Record set =>
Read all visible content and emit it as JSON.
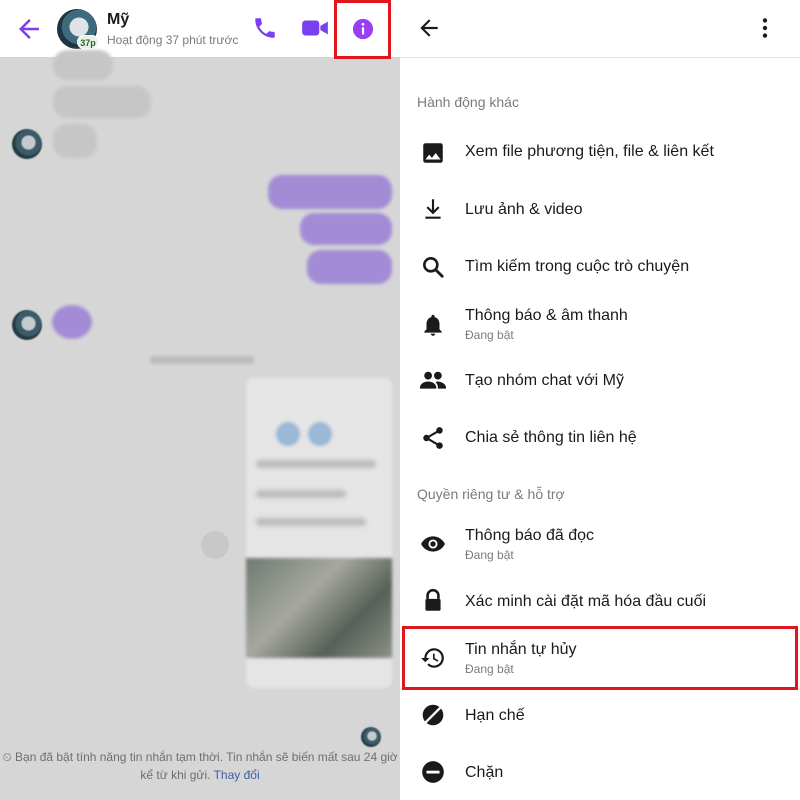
{
  "chat": {
    "contact_name": "Mỹ",
    "avatar_badge": "37p",
    "status": "Hoạt động 37 phút trước",
    "footer_note_text": "Bạn đã bật tính năng tin nhắn tạm thời. Tin nhắn sẽ biến mất sau 24 giờ kể từ khi gửi.",
    "footer_note_link": "Thay đổi",
    "accent_color": "#7b3ff2"
  },
  "settings": {
    "section_more_actions": "Hành động khác",
    "section_privacy": "Quyền riêng tư & hỗ trợ",
    "items": [
      {
        "label": "Xem file phương tiện, file & liên kết",
        "sub": ""
      },
      {
        "label": "Lưu ảnh & video",
        "sub": ""
      },
      {
        "label": "Tìm kiếm trong cuộc trò chuyện",
        "sub": ""
      },
      {
        "label": "Thông báo & âm thanh",
        "sub": "Đang bật"
      },
      {
        "label": "Tạo nhóm chat với Mỹ",
        "sub": ""
      },
      {
        "label": "Chia sẻ thông tin liên hệ",
        "sub": ""
      },
      {
        "label": "Thông báo đã đọc",
        "sub": "Đang bật"
      },
      {
        "label": "Xác minh cài đặt mã hóa đầu cuối",
        "sub": ""
      },
      {
        "label": "Tin nhắn tự hủy",
        "sub": "Đang bật"
      },
      {
        "label": "Hạn chế",
        "sub": ""
      },
      {
        "label": "Chặn",
        "sub": ""
      }
    ]
  },
  "colors": {
    "highlight": "#e0161e",
    "icon_dark": "#1a1a1a",
    "secondary_text": "#7b7b7b"
  }
}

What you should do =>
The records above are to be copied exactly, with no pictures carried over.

Exercise response =>
Read all visible content and emit it as JSON.
{
  "chat": {
    "contact_name": "Mỹ",
    "avatar_badge": "37p",
    "status": "Hoạt động 37 phút trước",
    "footer_note_text": "Bạn đã bật tính năng tin nhắn tạm thời. Tin nhắn sẽ biến mất sau 24 giờ kể từ khi gửi.",
    "footer_note_link": "Thay đổi",
    "accent_color": "#7b3ff2"
  },
  "settings": {
    "section_more_actions": "Hành động khác",
    "section_privacy": "Quyền riêng tư & hỗ trợ",
    "items": [
      {
        "label": "Xem file phương tiện, file & liên kết",
        "sub": ""
      },
      {
        "label": "Lưu ảnh & video",
        "sub": ""
      },
      {
        "label": "Tìm kiếm trong cuộc trò chuyện",
        "sub": ""
      },
      {
        "label": "Thông báo & âm thanh",
        "sub": "Đang bật"
      },
      {
        "label": "Tạo nhóm chat với Mỹ",
        "sub": ""
      },
      {
        "label": "Chia sẻ thông tin liên hệ",
        "sub": ""
      },
      {
        "label": "Thông báo đã đọc",
        "sub": "Đang bật"
      },
      {
        "label": "Xác minh cài đặt mã hóa đầu cuối",
        "sub": ""
      },
      {
        "label": "Tin nhắn tự hủy",
        "sub": "Đang bật"
      },
      {
        "label": "Hạn chế",
        "sub": ""
      },
      {
        "label": "Chặn",
        "sub": ""
      }
    ]
  },
  "colors": {
    "highlight": "#e0161e",
    "icon_dark": "#1a1a1a",
    "secondary_text": "#7b7b7b"
  }
}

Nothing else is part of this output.